### [EXERCISE AIM]
The answer must consist of each line below that holds the word "title", copied as it stands.

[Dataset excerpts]
- - - - -

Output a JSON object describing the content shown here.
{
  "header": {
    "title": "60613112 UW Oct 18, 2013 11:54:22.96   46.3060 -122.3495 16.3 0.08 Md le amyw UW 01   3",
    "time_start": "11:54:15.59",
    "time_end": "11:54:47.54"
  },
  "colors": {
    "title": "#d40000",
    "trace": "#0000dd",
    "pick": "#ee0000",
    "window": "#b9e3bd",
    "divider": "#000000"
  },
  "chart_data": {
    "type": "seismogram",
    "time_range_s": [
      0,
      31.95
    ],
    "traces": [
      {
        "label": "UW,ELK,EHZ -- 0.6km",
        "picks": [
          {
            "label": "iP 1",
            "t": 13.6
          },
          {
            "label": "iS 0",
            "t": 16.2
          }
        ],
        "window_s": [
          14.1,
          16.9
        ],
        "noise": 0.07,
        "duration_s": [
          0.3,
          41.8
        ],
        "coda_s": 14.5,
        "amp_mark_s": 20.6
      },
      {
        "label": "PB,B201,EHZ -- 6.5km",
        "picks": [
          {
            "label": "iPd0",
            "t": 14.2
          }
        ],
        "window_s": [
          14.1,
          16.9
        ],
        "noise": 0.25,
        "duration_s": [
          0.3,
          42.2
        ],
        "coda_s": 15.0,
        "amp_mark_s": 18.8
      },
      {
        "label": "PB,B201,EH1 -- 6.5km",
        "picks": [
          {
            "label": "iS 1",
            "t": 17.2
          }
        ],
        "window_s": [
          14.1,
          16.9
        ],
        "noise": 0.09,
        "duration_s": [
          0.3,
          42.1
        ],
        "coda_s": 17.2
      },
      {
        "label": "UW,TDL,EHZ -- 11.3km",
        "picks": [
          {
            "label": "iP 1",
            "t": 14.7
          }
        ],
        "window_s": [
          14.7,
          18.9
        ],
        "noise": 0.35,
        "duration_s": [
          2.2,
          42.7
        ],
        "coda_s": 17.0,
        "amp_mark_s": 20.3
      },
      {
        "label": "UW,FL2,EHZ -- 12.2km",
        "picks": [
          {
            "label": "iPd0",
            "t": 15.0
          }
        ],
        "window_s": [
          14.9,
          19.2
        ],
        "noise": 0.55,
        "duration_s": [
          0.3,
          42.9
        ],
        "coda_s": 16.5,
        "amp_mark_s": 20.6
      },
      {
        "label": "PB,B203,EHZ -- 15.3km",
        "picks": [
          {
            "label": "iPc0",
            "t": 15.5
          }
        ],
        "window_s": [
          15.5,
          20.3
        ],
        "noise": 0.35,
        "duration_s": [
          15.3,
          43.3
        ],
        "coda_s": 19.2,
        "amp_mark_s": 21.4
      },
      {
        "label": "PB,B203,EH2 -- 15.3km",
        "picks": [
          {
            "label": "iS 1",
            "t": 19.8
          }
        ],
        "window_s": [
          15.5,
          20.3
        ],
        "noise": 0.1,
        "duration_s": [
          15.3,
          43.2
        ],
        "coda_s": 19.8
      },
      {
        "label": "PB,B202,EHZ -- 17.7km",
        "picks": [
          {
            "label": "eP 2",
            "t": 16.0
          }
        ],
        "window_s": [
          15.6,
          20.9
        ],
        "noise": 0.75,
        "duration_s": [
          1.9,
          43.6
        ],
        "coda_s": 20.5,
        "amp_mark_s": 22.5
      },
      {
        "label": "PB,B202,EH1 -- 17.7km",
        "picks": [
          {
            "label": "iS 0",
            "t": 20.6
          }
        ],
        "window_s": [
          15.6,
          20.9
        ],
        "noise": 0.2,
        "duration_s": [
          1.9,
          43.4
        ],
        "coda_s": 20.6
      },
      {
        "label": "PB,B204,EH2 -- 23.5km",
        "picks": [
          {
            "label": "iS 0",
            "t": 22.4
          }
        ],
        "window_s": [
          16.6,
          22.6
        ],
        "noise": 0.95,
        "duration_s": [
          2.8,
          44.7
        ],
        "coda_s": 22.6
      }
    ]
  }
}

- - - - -

### [EXERCISE SOLUTION]
    "title": "60613112 UW Oct 18, 2013 11:54:22.96   46.3060 -122.3495 16.3 0.08 Md le amyw UW 01   3",
    "title": "#d40000",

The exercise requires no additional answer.